When Public Trust set out to discover how many Kiwis have made plans for the future, telling research revealed that 55%* of us don’t even have a Will. In the first of four articles, we explain how to safeguard your family and assets.

This month, Public Trust, one of New Zealand’s largest providers of Wills, Trusts, Estate Administration and Management, launched “Tough Questions”, a hard-hitting nationwide campaign aimed at raising Kiwis’ awareness of the need to plan for their future.

New Zealand’s increasingly diverse society means that now more than ever before, it’s important to take action to safeguard family and property, says Matt Sale, General Manager Retail of Public Trust.

“Every adult New Zealander should have a Will,” he says. “Today, we live in a diverse society that’s undergoing huge change, with increasing numbers of blended-family situations. Having a Will gives you a voice after you’re gone, allowing you to specify how you want your personal matters managed.”

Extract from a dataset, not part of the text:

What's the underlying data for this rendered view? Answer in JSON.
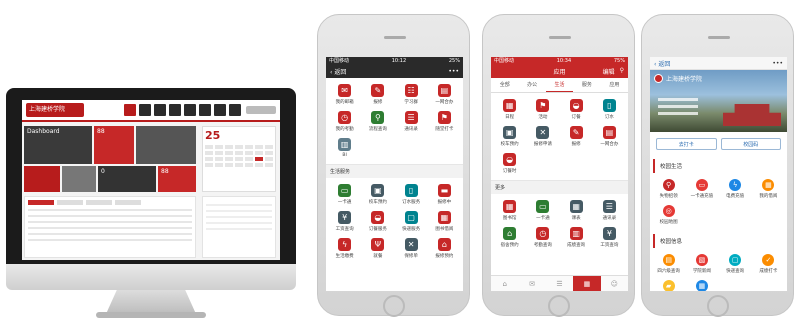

Ideally, your Will should be paired with an Enduring Powers of Attorney (EPA), enabling you to choose a trusted friend, relative or organisation such as Public Trust to make important decisions on your behalf if you’re unable. There are two types of EPAs to consider: one for your personal care and welfare and another for your property. Your Personal Care Attorney will look after your welfare, if you’re deemed medically unable to do so, while your Property Attorney will manage your financial and property-related matters.

As part of its Tough Questions campaign, Public Trust interviewed a group of couples, asking them some of life’s big questions. Leon and Kate, pictured above, are typical of 55%* of Kiwis without a Will in place, so their families may be faced with uncertain decisions about how to honour their life and their wishes. Asking Tough Questions now ensures a detailed plan that gives you peace of mind - the knowledge that your assets are protected and your loved ones are taken care of after you die or if you are unable to make these decisions for yourself.

Kiwis’ needs in the 21st century are ever-changing, and it’s vital they ask the Tough Questions as a family. “Those questions can be really hard to bring up, because we often don’t have the answers,” says Matt Sale. “We’ve developed offerings like Personal Assist and Executor Assist to help people feel like they do have options, and someone is there to help them in their time of need. Personal Assist manages your property and financial matters if you’re unable. It can help you remain independent without needing to rely on family and friends. A dedicated Public Trust Adviser can step in, doing as much or as little as you need, giving you the peace of mind of being in control without the stress,” says Sale. 

Executor Assist extends Public Trust’s recognised expertise in estate administration to privately appointed executors and trustees. Being asked to be an Executor of a Will is an honour, but it’s also a big responsibility. “You require an understanding of legal and accounting processes, which carries the risk of personal liability,” says Sale. “With Executor Assist, we have created a way in which we can provide value to more New Zealanders without Public Trust having to be named as Executor and Trustee in a Will. Executor Assist is designed to help you manage the process, taking care of some or all of the requirements.”

Tough Questions is a call to action every New Zealander should heed. Asking the tough questions now, planning for the future and keeping up-to-date is important.

How prepared are you? See how many Tough Questions you can answer in the “Tough Questions Quiz”.

*Kantar TNS survey (Oct-Dec 2016)